Phil brought his drink into the den and joined the others. This was a topic he definitely had an opinion on.

“Ronald,” Phil was already slurring his words. He had been doubling the shots trying to prepare himself for his incredible journey at daybreak. “If you’d have married that woman and she ended up flat on her back for years, you really would have been fucked for life. Stuck in some podunk town, going nowhere, and ending up being buried right next to her. You were smart enough to bail, and look how you ended up. Millions of dollars, properties, and now, the chance to go anywhere to any time and make a few changes and end up with even more when you get back. I mean, it’s not like you killed her, and you did say you were sorry. No harm, no foul. Right?”

Harry and Tim looked at each other and could barely contain their anger. How did we ever get mixed up with this sorry excuse for a human being anyway?

“You’re a real prince, Phil,” Harry finally said. “A real prince.”

Phil shrugged his shoulders, drained his glass, and bid his friends goodnight.

“I’ll be back at 7 a.m. Wasn’t that the time we decided would be best? Frequency alignments or some such nonsense. Ronald, I hope you work through this phase of yours. See you all in the a.m.”

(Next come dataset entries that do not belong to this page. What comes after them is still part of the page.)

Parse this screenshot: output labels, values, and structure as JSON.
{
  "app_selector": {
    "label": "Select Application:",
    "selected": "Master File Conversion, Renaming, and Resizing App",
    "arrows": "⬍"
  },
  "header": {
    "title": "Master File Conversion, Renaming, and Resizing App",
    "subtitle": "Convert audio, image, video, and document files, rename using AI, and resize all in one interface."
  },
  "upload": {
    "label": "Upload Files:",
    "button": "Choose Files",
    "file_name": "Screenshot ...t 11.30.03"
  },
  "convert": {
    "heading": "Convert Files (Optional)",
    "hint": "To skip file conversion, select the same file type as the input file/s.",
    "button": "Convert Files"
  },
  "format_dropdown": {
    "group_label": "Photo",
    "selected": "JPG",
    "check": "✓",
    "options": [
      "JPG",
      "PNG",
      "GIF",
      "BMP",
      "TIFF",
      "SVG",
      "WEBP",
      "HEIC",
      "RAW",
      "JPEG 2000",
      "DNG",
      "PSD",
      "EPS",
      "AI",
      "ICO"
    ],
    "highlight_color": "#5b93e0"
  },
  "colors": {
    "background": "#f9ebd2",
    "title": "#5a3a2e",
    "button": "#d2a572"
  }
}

When the front door closed, they all agreed on two things. One, they needed to go home and rest before tomorrow’s life-changing experience, and two, if they knew Phil’s where and when in advance, they’d all go first and warn everyone of his impending arrival. ’Jerk’ didn’t even scratch the surface.

Harry, Tim and Phil wondered why Ronald didn’t answer the door. They found it unlocked and went in, calling out to him, but received no response. They heard a low humming coming from the den, and when they entered, they saw the time transmitter was in full operation.

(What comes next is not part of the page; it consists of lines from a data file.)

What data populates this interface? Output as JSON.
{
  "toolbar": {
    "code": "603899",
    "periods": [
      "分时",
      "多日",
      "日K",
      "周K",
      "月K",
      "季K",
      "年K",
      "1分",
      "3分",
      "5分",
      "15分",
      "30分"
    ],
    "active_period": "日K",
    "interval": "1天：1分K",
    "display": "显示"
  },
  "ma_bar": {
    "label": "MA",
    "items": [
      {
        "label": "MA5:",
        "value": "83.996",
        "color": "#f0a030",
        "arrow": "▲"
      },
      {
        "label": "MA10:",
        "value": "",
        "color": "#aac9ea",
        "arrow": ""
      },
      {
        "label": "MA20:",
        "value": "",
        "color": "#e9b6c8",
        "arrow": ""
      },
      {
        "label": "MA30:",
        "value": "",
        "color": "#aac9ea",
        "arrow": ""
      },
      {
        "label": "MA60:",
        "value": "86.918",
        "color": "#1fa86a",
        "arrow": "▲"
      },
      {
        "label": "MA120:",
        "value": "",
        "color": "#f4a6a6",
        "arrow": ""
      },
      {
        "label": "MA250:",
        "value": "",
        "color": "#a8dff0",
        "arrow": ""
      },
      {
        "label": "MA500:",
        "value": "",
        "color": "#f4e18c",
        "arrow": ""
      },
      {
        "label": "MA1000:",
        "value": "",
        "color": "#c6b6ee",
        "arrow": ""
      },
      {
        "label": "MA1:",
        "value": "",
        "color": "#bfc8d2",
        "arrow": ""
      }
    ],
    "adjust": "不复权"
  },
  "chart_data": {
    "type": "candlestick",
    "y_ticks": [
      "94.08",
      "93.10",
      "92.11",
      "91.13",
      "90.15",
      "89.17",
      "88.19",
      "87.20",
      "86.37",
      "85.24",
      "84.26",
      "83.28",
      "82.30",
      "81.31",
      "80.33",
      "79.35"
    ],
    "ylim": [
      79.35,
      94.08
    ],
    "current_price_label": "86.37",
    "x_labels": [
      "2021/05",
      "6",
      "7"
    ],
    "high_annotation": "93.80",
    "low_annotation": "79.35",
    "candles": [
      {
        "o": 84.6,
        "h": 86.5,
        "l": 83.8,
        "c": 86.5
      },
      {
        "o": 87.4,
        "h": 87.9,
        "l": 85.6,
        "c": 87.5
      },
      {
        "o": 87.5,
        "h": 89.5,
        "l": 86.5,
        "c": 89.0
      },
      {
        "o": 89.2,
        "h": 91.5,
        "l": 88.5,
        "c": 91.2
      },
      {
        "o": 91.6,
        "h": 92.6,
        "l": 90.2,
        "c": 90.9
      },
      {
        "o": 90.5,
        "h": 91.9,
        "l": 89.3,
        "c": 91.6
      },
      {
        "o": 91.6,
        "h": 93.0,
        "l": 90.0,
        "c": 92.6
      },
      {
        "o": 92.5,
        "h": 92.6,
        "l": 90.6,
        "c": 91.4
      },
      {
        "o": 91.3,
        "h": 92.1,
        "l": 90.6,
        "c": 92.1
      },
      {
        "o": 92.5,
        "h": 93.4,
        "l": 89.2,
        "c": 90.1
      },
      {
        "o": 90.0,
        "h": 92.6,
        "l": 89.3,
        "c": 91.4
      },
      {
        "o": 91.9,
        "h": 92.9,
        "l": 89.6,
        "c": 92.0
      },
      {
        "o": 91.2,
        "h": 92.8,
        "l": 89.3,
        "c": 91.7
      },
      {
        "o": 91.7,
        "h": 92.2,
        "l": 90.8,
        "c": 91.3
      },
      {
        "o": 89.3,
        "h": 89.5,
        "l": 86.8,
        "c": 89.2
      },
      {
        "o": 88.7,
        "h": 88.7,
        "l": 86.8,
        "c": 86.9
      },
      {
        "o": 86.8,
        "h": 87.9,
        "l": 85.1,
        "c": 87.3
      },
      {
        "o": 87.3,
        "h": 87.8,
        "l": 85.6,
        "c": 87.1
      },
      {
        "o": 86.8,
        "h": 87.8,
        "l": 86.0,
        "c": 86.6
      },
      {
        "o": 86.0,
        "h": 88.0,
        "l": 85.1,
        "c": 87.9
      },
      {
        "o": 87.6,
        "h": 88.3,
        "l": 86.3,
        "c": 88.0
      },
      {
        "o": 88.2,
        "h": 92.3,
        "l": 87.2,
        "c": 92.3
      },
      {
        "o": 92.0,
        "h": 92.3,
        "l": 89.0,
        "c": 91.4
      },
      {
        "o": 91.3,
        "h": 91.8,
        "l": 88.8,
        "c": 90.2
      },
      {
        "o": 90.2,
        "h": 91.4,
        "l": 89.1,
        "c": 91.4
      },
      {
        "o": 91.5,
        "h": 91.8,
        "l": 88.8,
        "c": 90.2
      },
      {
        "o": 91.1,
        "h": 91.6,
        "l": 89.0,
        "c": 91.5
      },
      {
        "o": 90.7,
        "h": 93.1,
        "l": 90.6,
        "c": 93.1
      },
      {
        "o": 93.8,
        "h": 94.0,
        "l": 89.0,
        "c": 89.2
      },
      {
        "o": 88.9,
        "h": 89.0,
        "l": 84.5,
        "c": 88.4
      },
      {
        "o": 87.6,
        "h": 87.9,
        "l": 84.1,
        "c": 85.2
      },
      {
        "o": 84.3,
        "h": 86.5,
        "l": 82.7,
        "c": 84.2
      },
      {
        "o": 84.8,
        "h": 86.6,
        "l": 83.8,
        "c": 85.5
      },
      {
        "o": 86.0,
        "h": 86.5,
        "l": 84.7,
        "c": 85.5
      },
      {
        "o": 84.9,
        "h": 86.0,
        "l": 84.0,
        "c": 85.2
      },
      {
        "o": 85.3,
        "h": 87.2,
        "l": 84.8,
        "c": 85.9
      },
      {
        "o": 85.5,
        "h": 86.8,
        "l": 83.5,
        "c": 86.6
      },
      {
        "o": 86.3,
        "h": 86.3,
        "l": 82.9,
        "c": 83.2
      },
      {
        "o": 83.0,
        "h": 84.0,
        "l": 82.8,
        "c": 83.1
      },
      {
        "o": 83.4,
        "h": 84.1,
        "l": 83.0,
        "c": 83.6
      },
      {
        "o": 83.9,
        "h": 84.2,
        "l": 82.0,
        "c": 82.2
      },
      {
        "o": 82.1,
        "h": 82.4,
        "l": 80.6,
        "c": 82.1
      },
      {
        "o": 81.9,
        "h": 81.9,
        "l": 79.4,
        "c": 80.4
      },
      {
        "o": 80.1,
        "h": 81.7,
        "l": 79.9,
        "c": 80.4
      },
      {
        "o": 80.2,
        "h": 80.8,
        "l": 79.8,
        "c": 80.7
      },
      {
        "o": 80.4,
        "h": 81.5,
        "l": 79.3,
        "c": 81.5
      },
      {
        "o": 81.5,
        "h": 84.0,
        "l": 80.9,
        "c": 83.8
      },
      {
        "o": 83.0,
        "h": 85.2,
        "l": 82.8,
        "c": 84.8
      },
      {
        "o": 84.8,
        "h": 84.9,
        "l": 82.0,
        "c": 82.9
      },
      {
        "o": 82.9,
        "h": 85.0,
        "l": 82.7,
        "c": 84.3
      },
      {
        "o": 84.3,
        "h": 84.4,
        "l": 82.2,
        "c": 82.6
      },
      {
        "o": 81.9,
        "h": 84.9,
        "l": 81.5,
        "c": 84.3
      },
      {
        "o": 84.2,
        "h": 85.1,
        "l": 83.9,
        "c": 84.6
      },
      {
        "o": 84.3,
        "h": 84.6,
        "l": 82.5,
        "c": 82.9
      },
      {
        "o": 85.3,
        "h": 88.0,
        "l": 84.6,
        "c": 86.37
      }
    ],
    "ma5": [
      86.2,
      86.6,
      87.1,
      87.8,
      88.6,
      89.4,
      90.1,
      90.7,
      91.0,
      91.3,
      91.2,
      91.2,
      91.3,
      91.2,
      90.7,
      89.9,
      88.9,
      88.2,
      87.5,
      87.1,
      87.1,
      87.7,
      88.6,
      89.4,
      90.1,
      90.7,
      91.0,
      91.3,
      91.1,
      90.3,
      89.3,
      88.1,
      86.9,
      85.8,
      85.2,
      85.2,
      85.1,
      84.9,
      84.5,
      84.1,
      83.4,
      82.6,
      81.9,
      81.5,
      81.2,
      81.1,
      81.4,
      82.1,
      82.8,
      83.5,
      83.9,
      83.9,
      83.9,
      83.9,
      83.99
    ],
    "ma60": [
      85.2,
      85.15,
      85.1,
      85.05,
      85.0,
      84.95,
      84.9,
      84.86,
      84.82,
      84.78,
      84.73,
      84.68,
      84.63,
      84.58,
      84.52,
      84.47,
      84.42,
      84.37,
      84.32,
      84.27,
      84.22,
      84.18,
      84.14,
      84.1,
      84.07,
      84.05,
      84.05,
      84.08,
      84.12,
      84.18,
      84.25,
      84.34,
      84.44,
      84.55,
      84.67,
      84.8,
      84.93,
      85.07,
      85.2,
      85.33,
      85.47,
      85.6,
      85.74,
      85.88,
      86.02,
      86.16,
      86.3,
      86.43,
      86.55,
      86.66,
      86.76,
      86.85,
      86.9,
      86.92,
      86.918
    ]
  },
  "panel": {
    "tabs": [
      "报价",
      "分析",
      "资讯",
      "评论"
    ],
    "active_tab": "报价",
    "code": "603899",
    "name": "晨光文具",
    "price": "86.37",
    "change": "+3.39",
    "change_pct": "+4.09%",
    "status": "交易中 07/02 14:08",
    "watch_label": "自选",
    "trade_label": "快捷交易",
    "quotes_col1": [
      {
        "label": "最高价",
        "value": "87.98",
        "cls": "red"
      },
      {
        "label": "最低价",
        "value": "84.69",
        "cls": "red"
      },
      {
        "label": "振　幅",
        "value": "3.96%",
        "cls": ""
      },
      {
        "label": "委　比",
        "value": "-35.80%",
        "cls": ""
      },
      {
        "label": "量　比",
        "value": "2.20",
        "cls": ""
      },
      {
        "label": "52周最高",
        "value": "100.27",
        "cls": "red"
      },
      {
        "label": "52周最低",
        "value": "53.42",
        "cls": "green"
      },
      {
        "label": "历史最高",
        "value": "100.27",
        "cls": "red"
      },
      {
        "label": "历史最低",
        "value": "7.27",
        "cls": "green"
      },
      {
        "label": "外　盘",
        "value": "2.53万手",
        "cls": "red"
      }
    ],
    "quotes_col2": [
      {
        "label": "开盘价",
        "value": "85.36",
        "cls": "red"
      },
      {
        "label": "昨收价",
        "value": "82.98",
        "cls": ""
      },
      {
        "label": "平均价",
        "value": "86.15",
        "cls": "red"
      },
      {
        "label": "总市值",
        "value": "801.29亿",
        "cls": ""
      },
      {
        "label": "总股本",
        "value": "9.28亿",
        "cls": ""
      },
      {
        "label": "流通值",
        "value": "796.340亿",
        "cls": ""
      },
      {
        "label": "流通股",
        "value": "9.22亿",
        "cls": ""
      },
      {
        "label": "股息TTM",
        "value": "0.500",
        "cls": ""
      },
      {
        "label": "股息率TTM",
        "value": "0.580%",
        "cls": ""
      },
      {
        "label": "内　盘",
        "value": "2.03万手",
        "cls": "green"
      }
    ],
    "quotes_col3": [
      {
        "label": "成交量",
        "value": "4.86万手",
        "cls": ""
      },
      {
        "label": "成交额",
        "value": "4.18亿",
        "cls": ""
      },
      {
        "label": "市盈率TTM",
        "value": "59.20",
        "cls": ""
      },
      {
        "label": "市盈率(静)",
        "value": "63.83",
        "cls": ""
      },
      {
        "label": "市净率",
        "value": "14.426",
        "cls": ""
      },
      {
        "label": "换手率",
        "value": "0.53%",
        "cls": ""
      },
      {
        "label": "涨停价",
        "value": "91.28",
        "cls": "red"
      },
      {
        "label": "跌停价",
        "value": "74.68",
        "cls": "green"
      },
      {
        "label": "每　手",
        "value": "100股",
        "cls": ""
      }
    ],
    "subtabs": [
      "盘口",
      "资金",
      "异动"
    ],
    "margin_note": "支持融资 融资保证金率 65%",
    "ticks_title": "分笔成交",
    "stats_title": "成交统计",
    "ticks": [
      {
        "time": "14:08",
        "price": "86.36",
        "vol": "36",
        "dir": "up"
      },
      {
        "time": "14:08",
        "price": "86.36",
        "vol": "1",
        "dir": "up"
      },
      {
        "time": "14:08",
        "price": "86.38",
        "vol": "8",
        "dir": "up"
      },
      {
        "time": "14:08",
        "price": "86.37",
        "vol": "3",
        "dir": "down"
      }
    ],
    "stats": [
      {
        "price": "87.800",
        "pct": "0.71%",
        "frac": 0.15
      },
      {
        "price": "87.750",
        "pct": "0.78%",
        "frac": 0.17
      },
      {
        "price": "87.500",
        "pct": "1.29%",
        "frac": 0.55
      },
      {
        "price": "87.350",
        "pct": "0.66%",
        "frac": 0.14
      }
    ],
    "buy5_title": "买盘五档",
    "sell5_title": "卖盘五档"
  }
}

“Damn him all to Hell,” Phil shouted. “He knew I was supposed to be first and he took my turn. Well, now I get two turns in a row. I…”

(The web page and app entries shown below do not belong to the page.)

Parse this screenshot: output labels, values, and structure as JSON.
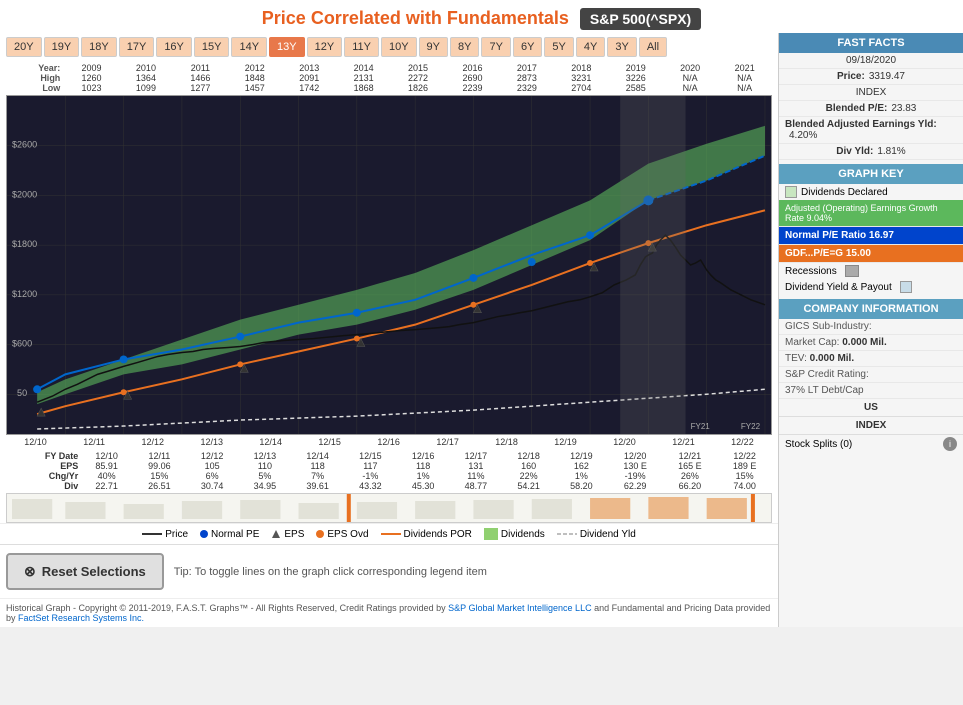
{
  "title": {
    "main": "Price Correlated with Fundamentals",
    "index": "S&P 500(^SPX)"
  },
  "timeButtons": [
    {
      "label": "20Y",
      "active": false
    },
    {
      "label": "19Y",
      "active": false
    },
    {
      "label": "18Y",
      "active": false
    },
    {
      "label": "17Y",
      "active": false
    },
    {
      "label": "16Y",
      "active": false
    },
    {
      "label": "15Y",
      "active": false
    },
    {
      "label": "14Y",
      "active": false
    },
    {
      "label": "13Y",
      "active": true
    },
    {
      "label": "12Y",
      "active": false
    },
    {
      "label": "11Y",
      "active": false
    },
    {
      "label": "10Y",
      "active": false
    },
    {
      "label": "9Y",
      "active": false
    },
    {
      "label": "8Y",
      "active": false
    },
    {
      "label": "7Y",
      "active": false
    },
    {
      "label": "6Y",
      "active": false
    },
    {
      "label": "5Y",
      "active": false
    },
    {
      "label": "4Y",
      "active": false
    },
    {
      "label": "3Y",
      "active": false
    },
    {
      "label": "All",
      "active": false
    }
  ],
  "yearRow": {
    "label": "Year:",
    "years": [
      "2009",
      "2010",
      "2011",
      "2012",
      "2013",
      "2014",
      "2015",
      "2016",
      "2017",
      "2018",
      "2019",
      "2020",
      "2021"
    ]
  },
  "highRow": {
    "label": "High",
    "values": [
      "1260",
      "1364",
      "1466",
      "1848",
      "2091",
      "2131",
      "2272",
      "2690",
      "2873",
      "3231",
      "3226",
      "N/A",
      "N/A"
    ]
  },
  "lowRow": {
    "label": "Low",
    "values": [
      "1023",
      "1099",
      "1277",
      "1457",
      "1742",
      "1868",
      "1826",
      "2239",
      "2329",
      "2704",
      "2585",
      "N/A",
      "N/A"
    ]
  },
  "xAxisLabels": [
    "12/10",
    "12/11",
    "12/12",
    "12/13",
    "12/14",
    "12/15",
    "12/16",
    "12/17",
    "12/18",
    "12/19",
    "12/20",
    "12/21",
    "12/22"
  ],
  "fyDate": {
    "label": "FY Date",
    "values": [
      "12/10",
      "12/11",
      "12/12",
      "12/13",
      "12/14",
      "12/15",
      "12/16",
      "12/17",
      "12/18",
      "12/19",
      "12/20",
      "12/21",
      "12/22"
    ]
  },
  "epsRow": {
    "label": "EPS",
    "values": [
      "85.91",
      "99.06",
      "105",
      "110",
      "118",
      "117",
      "118",
      "131",
      "160",
      "162",
      "130 E",
      "165 E",
      "189 E"
    ]
  },
  "chgRow": {
    "label": "Chg/Yr",
    "values": [
      "40%",
      "15%",
      "6%",
      "5%",
      "7%",
      "-1%",
      "1%",
      "11%",
      "22%",
      "1%",
      "-19%",
      "26%",
      "15%"
    ]
  },
  "divRow": {
    "label": "Div",
    "values": [
      "22.71",
      "26.51",
      "30.74",
      "34.95",
      "39.61",
      "43.32",
      "45.30",
      "48.77",
      "54.21",
      "58.20",
      "62.29",
      "66.20",
      "74.00"
    ]
  },
  "legend": [
    {
      "type": "line",
      "color": "#333",
      "label": "Price"
    },
    {
      "type": "dot",
      "color": "#0044cc",
      "label": "Normal PE"
    },
    {
      "type": "triangle",
      "color": "#333",
      "label": "EPS"
    },
    {
      "type": "dot",
      "color": "#e87020",
      "label": "EPS Ovd"
    },
    {
      "type": "line",
      "color": "#e87020",
      "label": "Dividends POR"
    },
    {
      "type": "fill",
      "color": "#90d070",
      "label": "Dividends"
    },
    {
      "type": "line",
      "color": "#aaa",
      "label": "Dividend Yld"
    }
  ],
  "resetButton": {
    "label": "Reset Selections",
    "hint": "Tip: To toggle lines on the graph click corresponding legend item"
  },
  "copyright": {
    "text1": "Historical Graph - Copyright © 2011-2019, F.A.S.T. Graphs™ - All Rights Reserved, Credit Ratings provided by ",
    "link1": "S&P Global Market Intelligence LLC",
    "text2": " and Fundamental and Pricing Data provided by ",
    "link2": "FactSet Research Systems Inc."
  },
  "fastFacts": {
    "header": "FAST FACTS",
    "date": "09/18/2020",
    "priceLabel": "Price:",
    "priceValue": "3319.47",
    "indexLabel": "INDEX",
    "peLabel": "Blended P/E:",
    "peValue": "23.83",
    "earningsLabel": "Blended Adjusted Earnings Yld:",
    "earningsValue": "4.20%",
    "divYldLabel": "Div Yld:",
    "divYldValue": "1.81%"
  },
  "graphKey": {
    "header": "GRAPH KEY",
    "dividendsLabel": "Dividends Declared",
    "adjEarningsLabel": "Adjusted (Operating) Earnings Growth Rate 9.04%",
    "normalPELabel": "Normal P/E Ratio 16.97",
    "gdfLabel": "GDF...P/E=G 15.00",
    "recessionsLabel": "Recessions",
    "divYieldLabel": "Dividend Yield & Payout"
  },
  "companyInfo": {
    "header": "COMPANY INFORMATION",
    "gicsLabel": "GICS Sub-Industry:",
    "gicsValue": "",
    "mktCapLabel": "Market Cap:",
    "mktCapValue": "0.000 Mil.",
    "tevLabel": "TEV:",
    "tevValue": "0.000 Mil.",
    "creditLabel": "S&P Credit Rating:",
    "creditValue": "",
    "debtLabel": "37% LT Debt/Cap"
  },
  "bottomLabels": {
    "us": "US",
    "index": "INDEX",
    "stockSplits": "Stock Splits (0)"
  },
  "yAxisLabels": [
    "$2600",
    "$2000",
    "$1800",
    "$1200",
    "$600",
    "50"
  ]
}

Harry’s and Tim’s voices blended again. “Shut the fuck up!”

Harry and Tim went to look at the settings, but they both already knew the destination: St. Mark’s Church, Oakdale, Nebraska, June 6, 1985, 12:55 p.m. They also knew Ronald had erased his return coordinates.

“I swear,” Phil was still at it. “When he gets back, I’m going to…”

Tim interrupted. “Ronald won’t be back, Phil. I know you couldn’t possibly understand, but he’s going to be just fine. Wait a sec. Why put it off? Phil, let us know where you want to go and we’ll transmit you now.” Tim winked at Harry, who cracked a smile.

“Now you’re talking. Send me to 49 BC, to Cleopatra’s Court. Wait till she sees what I’ve got to offer! I just stand on the platform, right? You’ll take care of everything?”

“Absolutely, Phil,” Tim said. “Just close your eyes.”

Tim began typing in commands and pushing buttons. In an instant, Phil disappeared. Harry, who had been looking over his shoulder, began to laugh.

“Tim, you should brush up on your typing. Instead of ‘49 BC, Cleopatra’s Court’, you entered ‘command back 66 million years, Cretaceous Period’.”

Tim flexed his fingers. “Ooops…”

The two friends decided to go out for breakfast. They knew the transmitter should be destroyed. They realized they were already right where they needed to be. And Ronald and Phil? Right where they both needed to be. Too.